§ **What the exercise asks**: When a line in the data below includes "following", pick it out and copy it.

§ **Information shown**:
○ ○ ○ ○

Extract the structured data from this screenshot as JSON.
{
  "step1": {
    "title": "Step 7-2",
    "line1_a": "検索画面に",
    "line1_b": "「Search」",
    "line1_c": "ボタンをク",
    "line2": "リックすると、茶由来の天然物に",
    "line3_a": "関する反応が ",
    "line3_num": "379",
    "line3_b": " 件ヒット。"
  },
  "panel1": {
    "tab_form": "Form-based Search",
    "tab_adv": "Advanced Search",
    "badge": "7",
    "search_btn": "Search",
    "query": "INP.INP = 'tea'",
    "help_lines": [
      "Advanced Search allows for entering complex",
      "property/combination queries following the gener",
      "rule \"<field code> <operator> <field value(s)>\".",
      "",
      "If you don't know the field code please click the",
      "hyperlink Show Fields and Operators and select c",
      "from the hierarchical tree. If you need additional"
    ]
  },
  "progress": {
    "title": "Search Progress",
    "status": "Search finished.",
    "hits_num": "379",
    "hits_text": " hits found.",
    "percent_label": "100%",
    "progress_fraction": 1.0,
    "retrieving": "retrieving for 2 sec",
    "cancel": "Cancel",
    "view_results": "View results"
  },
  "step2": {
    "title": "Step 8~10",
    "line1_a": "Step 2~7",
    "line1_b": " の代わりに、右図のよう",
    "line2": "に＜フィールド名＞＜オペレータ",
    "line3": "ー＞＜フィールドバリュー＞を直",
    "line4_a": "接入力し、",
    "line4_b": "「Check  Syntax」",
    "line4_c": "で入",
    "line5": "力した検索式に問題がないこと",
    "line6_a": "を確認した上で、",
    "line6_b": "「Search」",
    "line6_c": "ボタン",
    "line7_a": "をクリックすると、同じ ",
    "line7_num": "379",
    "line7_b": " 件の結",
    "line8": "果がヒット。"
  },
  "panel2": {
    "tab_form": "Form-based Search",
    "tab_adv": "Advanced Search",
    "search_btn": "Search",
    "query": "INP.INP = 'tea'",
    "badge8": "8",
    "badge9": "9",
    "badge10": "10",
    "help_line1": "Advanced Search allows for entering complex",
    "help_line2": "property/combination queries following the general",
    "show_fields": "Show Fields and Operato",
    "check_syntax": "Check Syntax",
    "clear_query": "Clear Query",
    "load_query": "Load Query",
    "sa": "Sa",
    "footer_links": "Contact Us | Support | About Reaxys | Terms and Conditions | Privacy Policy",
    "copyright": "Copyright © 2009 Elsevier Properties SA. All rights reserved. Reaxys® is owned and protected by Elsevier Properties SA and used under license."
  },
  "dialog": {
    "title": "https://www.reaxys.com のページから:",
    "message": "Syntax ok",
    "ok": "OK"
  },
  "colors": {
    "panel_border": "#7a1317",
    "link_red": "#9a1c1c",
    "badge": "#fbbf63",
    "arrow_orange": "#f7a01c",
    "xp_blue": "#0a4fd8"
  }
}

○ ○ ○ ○

§ **Finished exercise**:
      "property/combination queries following the gener",
    "help_line2": "property/combination queries following the general",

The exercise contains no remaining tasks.